Elijah had a heart of gold—loving animals and children, often seen in pictures with him.
“When he passed, I got messages from his friends, and they all told me they knew Elijah because he helped them through a hard part in their life,” his mother, Crystal Aristizabal, says.
Elijah got his Arizona state ID when he was 17 years old, and he decided to check the box at ADOT MVD to be an organ and tissue donor.
Only one year later, he saved the lives of four people through organ donation.
“He showed his caring heart,” his mom says, saving and healing lives with this simple choice.
While you’re gathering with loved ones this holiday season, take a moment to be grateful for those whose selflessness saves and heals the lives of so many. While you’re at it, encourage your family and friends to register at www.DonateLifeAZ.org/register!
Smiles were shared, stories were told, families embraced, and loved ones were honored on a warm October day at Steele Indian School Park. Marcel Pincince, director of Donor Family and Advocate Services at Donor Network of Arizona, spoke deeply to hundreds of donor families about the power of their love ones’ donation and how special the gift of life truly is. Families decorated “generosity rocks” to later serve in memory of someone they love, or to pass on to someone else as a reminder of the power of kindness.
More than 1,400 people came together Oct. 20, 2019, to honor organ, eye and tissue donors. The Celebration of Life provides an opportunity for families to celebrate their loved ones’ generosity while meeting other donor families, recipients, living donors and Donate Life Arizona volunteers.
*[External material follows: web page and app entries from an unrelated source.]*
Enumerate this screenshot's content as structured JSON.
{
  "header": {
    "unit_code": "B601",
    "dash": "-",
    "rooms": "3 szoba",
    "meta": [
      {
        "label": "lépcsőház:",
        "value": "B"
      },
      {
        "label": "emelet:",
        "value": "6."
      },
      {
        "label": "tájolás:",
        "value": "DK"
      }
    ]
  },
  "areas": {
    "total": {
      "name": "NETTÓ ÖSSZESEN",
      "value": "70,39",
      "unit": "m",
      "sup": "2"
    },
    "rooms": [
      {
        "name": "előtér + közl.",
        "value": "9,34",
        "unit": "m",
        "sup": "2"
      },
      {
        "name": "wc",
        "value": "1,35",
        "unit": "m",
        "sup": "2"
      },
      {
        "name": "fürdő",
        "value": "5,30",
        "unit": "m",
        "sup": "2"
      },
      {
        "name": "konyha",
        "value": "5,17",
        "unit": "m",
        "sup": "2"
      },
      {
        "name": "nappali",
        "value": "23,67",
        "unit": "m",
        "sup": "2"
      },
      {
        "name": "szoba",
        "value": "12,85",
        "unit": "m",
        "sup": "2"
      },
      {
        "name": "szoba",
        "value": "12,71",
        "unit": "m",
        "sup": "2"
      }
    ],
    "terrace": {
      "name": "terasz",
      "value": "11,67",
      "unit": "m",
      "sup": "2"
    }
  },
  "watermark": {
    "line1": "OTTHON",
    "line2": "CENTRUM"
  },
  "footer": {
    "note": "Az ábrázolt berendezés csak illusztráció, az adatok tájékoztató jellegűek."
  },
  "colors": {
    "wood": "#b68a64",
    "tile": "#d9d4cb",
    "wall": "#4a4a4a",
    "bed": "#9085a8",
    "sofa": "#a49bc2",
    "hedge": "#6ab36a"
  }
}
The family-friendly atmosphere included live music, bounce houses, lawn games, a photo booth, food, a memory garden and more.
Damion Arbizu attended the event with his family to honor his brother. He shared how the event was an incredible opportunity to reflect on family members who leave behind a legacy of generosity with their willingness to give the gift of life.
“This is our first year and we want to take it all in, but also acknowledge people who are going through the same thing,” Arbizu says. “I’m glad to be a part of something like this.”
Arbizu’s brother was generous and kind, always helping those less fortunate. When he passed, he donated tissue and organs, helping to save and heal the lives of others.
“He was the type to see someone who needed help and help them,” Arbizu says. “My brother was a real good person, real caring.”
Many took comfort in dedicating time to reflect on the legacies of these heroes, and share their journey of loss, hope and healing.